One of Soros's theories is that, put simply, financial markets do not tend towards equilibrium, as conventional theory would argue. Rather, they feed on their own misconceptions about events to produce exaggerated movements, which produce new misperceptions.

This two-way feedback between perception and reality Soros describes as his theory of 'reflexivity'. It is, he claims, something that the shrewd investor can exploit by following the trend till it reaches the peak, and then, identifying what Soros calls the 'inflection point', switch to the opposite tack. The concept of an inflection point is perhaps not new, but simply a renaming of the concept of a sharp upward or downward spike in the market.

Soros acknowledges in his book The Alchemy of Finance that the theory is an abstract one and not particularly helpful as an aid to trading, not least because the inflection point cannot be recognised as such until after it has occurred. But the theory does, he claims, offer help in analysing and explaining events in the market.

One interesting, although not particularly comforting fact for holders of sterling is that Mr Soros claims that speculative runs on a currency can persist for a long time and relative movements in one currency against another are frequently of a long term secular nature, sometimes measured in years, rather than days or weeks.

Peter says

While Soros has been one of greatest investors of the last 50 years, his attempts to present himself as a philosopher are, to many, not entirely convincing.

Nonetheless, it can't be denied that he has a feel for market opportunities that has been demonstrated time and again, and that his theory of the reflexive nature of markets, especially highly liquid ones like foreign exchange, has considerable plausibility.

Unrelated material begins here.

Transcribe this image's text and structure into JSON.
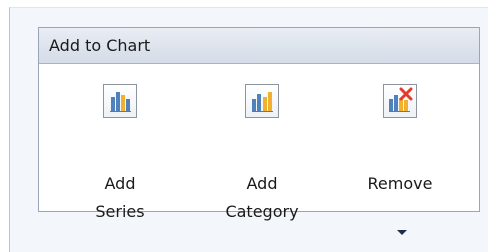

Less plausible perhaps were the claims that Soros made in testimony to the US Congress in 1994. He was asked if it were possible for an investor like him to amass enough capital to manipulate the value of a currency. Soros said that: "I do not believe that any market participant can, other than for a very short time, successfully influence currency markets for major currencies contrary to market fundamentals... Hedge funds are relatively small players given the size of global currency markets."

In a sense, however, this is not quite the point. Influencing markets for a short time, given the leverage at their command, is all that hedge funds and proprietary traders need to do to make profits.

Furthermore, the essence of the power of high-profile investors like Soros wield is that other investors follow them, adding to their influence and producing the desired effect. One of the reasons for the reflexive nature of financial markets is the ever present herd mentality that exists within them.